→ AIM OF THE TASK:
Check every line below for the word "screenshot" and copy each one that has it.

· · ·

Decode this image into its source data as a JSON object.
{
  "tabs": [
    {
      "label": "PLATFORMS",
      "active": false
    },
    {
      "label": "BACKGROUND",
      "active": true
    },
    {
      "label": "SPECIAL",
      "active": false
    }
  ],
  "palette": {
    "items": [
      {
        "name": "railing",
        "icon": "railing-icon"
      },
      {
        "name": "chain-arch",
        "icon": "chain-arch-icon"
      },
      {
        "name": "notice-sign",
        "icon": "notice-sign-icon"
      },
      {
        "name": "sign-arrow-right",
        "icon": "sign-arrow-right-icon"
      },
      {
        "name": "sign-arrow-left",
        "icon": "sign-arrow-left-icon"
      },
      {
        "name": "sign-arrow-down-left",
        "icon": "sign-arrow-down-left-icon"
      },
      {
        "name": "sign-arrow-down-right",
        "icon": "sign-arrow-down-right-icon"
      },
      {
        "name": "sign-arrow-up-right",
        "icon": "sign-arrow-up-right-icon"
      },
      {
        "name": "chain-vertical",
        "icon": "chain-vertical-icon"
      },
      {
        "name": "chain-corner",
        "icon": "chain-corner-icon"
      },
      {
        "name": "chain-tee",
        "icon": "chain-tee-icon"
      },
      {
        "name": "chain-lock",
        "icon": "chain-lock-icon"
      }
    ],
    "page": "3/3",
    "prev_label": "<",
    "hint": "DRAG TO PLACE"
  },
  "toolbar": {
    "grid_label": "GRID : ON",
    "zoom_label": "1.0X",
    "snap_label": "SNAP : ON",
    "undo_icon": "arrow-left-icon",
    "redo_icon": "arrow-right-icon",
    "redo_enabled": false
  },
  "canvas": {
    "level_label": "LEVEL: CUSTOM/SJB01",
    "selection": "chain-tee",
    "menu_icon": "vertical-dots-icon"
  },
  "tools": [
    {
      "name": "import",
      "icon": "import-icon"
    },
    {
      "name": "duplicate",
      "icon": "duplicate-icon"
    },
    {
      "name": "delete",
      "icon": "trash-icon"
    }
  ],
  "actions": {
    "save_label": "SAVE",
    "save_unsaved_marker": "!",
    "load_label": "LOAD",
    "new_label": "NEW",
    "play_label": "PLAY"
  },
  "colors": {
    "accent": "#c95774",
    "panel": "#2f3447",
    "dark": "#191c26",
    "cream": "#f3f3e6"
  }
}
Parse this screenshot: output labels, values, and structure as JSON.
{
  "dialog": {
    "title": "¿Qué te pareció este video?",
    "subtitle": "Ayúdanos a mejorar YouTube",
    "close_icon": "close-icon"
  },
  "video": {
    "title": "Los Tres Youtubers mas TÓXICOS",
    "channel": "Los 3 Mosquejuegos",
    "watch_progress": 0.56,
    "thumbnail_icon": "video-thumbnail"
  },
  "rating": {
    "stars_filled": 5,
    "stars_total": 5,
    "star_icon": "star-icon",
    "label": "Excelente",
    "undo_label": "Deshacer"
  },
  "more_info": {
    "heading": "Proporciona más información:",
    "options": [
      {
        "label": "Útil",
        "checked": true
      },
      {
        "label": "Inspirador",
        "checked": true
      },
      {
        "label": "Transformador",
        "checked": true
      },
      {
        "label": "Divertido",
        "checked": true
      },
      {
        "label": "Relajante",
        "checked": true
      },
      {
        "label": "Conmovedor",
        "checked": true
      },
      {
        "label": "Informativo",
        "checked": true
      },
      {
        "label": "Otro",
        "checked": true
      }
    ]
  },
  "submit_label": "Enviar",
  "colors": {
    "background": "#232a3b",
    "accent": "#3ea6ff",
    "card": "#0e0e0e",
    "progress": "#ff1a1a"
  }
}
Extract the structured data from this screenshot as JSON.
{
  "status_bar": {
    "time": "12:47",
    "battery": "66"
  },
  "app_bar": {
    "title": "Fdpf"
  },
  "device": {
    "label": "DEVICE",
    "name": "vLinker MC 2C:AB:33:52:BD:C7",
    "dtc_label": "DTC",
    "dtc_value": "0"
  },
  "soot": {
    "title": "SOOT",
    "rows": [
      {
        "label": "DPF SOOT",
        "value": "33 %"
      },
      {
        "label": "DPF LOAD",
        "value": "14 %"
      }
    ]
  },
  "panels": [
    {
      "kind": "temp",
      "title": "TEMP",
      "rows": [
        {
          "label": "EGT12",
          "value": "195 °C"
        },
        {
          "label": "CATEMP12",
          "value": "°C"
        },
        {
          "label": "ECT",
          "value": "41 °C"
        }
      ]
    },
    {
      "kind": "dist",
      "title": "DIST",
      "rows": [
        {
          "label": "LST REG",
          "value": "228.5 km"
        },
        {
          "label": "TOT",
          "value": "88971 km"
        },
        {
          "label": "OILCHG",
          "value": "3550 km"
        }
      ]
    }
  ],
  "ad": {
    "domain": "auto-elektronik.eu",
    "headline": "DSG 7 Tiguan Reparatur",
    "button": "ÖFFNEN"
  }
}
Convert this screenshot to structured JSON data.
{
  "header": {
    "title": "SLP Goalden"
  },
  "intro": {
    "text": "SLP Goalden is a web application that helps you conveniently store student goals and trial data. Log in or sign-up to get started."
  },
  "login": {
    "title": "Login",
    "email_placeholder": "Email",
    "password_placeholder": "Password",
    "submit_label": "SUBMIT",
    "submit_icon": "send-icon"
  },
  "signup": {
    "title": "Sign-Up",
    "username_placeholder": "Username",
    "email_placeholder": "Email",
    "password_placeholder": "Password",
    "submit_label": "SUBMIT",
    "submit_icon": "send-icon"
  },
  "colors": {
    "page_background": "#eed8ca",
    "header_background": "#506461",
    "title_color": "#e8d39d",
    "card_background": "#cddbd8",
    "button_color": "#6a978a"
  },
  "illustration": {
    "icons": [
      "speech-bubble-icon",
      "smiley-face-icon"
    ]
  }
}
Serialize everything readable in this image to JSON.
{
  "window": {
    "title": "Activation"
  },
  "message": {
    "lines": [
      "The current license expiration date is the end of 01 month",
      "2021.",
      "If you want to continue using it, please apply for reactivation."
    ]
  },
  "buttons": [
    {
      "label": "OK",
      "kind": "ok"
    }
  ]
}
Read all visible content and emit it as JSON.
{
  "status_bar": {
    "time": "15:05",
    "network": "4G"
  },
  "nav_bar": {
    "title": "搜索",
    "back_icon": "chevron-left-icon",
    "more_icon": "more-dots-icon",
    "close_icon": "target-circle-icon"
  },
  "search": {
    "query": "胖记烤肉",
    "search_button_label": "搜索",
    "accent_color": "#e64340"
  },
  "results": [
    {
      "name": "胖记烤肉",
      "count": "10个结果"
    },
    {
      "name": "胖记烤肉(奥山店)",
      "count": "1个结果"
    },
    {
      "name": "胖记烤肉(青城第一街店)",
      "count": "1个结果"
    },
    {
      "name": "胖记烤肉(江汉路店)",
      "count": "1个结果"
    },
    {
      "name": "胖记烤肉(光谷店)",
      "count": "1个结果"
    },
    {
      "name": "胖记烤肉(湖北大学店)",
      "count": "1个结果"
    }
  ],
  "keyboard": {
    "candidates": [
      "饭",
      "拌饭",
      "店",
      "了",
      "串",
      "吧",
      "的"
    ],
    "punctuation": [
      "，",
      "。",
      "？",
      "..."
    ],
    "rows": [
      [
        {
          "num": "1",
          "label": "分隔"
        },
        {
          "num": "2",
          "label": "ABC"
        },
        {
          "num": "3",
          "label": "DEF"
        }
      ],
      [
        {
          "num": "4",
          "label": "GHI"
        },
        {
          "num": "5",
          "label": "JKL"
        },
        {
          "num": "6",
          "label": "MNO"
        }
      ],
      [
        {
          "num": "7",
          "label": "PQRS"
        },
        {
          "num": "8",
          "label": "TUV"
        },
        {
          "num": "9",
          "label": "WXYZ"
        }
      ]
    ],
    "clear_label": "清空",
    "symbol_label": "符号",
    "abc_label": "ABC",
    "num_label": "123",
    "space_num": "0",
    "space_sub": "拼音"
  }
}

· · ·

→ RESULT FOR THIS EXERCISE:
Parse this screenshot: output labels, values, and structure as JSON.
Extract the structured data from this screenshot as JSON.
Convert this screenshot to structured JSON data.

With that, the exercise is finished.